I am frustrated and puzzled and at times angry about it. The unfairness of it all is something I sometimes think though rarely allow to pass my lips to others.
What frustrates, puzzles and angers me at times?
My faith. Particularly my passion for it. I wonder why faith, my Catholic faith and my attempted embrace of Catholicism's doctrines, dogmas and teachings, is something that consumes much of my thinking while not doing so, seemingly, for others. It is at times maddening.
Into that frustration steps Fr. Denis Lemieux:
Going out from God so as to return to God—this is the basic structure and movement of all created reality, and most especially the creature man. ‘We come from the mind of God and return to the heart of God,’ was Catherine Doherty’s poetic expression of the principle. God made something that is ‘not-God’ so that this not-God could enter into a communion of love with Himself. And this is the whole story, the sweeping movement of the entire action of God, as far as our poor human minds can understand it.
Of course, freedom is at the heart of all this. It is no communion of love if there is no freedom. God is not a rapist, forcing Himself on us. It’s a very subtle dynamic, one which we don’t fully understand. We do not actually have the freedom to enter communion with God, any more than we have the freedom to swim the Atlantic ocean or fly to the top of Mount Everest. It is beyond us.
But our freedom is required, to dispose ourselves towards that reditus, that return to God. God has to achieve the deed, but our willingness to co-operate with Him is necessary. He will not force us to love Him, even though the power by which we love Him is ultimately given to us by Him.
And so, being free, we can refuse. The exitus can become not just a going out from, but a going away from. In truth, we go out only to return: the exitus is only and absolutely for the sake of the reditus. But something in us rebels at this, there is no question. We want something of our own, something that is not God’s and is not to do with God.
There is nothing of that nature in existence. And so the flight away from God is a flight into nothingness, oblivion. It is supremely ironic; we flee from God because we reject the utter dependence and servility of our position with Him. But in fleeing from God we discover the shocking totality of our poverty and nothingness: we cannot ascend to the heights by our own power. And so we collapse into various forms of slavery and degradation: enslaved to the passions, to the spirit of the age, to the devil’s machinations, ultimately to the inevitability of death and destruction.
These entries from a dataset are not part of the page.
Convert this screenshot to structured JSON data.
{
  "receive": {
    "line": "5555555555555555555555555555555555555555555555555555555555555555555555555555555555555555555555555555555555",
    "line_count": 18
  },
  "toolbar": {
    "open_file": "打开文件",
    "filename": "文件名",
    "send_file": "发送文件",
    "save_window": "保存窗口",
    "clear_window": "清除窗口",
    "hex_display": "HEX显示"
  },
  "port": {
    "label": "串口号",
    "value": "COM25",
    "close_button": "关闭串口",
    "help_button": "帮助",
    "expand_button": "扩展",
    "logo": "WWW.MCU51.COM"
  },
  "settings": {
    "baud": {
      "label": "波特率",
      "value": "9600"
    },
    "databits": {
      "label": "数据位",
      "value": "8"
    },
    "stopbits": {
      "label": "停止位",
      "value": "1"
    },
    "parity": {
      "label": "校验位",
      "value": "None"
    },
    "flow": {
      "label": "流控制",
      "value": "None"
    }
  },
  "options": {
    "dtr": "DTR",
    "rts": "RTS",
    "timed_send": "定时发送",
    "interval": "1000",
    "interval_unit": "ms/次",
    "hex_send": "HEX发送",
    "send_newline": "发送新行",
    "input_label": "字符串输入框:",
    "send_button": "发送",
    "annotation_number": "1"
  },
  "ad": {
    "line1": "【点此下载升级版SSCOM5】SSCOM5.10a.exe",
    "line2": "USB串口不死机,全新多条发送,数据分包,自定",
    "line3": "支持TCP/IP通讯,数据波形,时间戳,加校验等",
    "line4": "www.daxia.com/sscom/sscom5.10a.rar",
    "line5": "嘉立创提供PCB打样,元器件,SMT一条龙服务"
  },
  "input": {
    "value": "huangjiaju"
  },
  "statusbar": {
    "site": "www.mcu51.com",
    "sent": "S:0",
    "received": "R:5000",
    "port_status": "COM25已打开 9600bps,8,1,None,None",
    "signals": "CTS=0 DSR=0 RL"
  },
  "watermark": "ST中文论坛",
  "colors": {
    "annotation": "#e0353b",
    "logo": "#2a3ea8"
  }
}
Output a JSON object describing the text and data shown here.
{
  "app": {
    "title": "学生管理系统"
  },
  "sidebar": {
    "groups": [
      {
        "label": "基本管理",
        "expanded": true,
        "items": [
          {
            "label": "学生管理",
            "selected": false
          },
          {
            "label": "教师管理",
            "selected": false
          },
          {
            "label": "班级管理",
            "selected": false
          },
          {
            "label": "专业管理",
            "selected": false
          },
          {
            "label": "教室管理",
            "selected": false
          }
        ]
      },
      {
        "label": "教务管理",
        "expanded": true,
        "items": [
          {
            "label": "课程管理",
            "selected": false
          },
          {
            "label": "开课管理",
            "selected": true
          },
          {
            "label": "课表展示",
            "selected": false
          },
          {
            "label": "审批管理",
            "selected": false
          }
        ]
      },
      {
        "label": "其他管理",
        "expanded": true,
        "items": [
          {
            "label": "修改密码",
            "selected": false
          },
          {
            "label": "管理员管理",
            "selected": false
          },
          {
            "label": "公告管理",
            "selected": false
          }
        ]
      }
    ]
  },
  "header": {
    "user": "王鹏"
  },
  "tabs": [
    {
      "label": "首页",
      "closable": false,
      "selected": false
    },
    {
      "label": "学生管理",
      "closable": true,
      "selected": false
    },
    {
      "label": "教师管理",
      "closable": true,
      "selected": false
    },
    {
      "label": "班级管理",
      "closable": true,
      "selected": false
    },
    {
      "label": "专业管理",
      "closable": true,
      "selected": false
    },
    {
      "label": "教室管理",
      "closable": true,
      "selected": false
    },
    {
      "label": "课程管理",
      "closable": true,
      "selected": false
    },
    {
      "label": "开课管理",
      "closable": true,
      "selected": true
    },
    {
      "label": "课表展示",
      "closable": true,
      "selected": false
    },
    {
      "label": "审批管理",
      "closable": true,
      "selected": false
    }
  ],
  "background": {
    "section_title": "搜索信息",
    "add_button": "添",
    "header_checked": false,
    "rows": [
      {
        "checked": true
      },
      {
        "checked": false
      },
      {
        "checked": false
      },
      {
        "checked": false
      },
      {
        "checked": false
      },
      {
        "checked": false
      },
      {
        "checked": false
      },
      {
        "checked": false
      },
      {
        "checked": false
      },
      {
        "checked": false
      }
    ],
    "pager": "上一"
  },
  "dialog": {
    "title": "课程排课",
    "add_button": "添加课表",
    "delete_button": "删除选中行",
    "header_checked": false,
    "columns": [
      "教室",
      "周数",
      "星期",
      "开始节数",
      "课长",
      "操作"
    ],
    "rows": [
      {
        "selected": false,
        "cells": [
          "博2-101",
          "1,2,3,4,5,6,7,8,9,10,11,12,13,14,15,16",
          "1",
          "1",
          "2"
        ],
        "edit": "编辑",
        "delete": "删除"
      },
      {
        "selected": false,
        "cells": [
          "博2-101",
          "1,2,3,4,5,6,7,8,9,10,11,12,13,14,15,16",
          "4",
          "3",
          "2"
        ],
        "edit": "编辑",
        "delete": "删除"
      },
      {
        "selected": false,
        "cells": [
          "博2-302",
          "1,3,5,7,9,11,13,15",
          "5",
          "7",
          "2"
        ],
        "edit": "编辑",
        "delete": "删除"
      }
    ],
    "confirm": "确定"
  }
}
Meanwhile, God in his mercy awaits our return. And the way back is as near as the nearest altar, as the nearest confessional, the local parish. The book quoted here is Spirit of the Liturgy, after all, and Ratzinger is talking about where this reditus occurs.
It occurs through, with, and in Jesus, and Jesus is with us most fully, most assuredly in the Holy Sacrifice of the Mass.
The fact is that many folks aren't likely reading anymore and have clicked away but this sort of stuff I find fascinating, inspiring, moving, redemptive... necessary.
While others shrug.
Why in hell am I so weird comparatively speaking?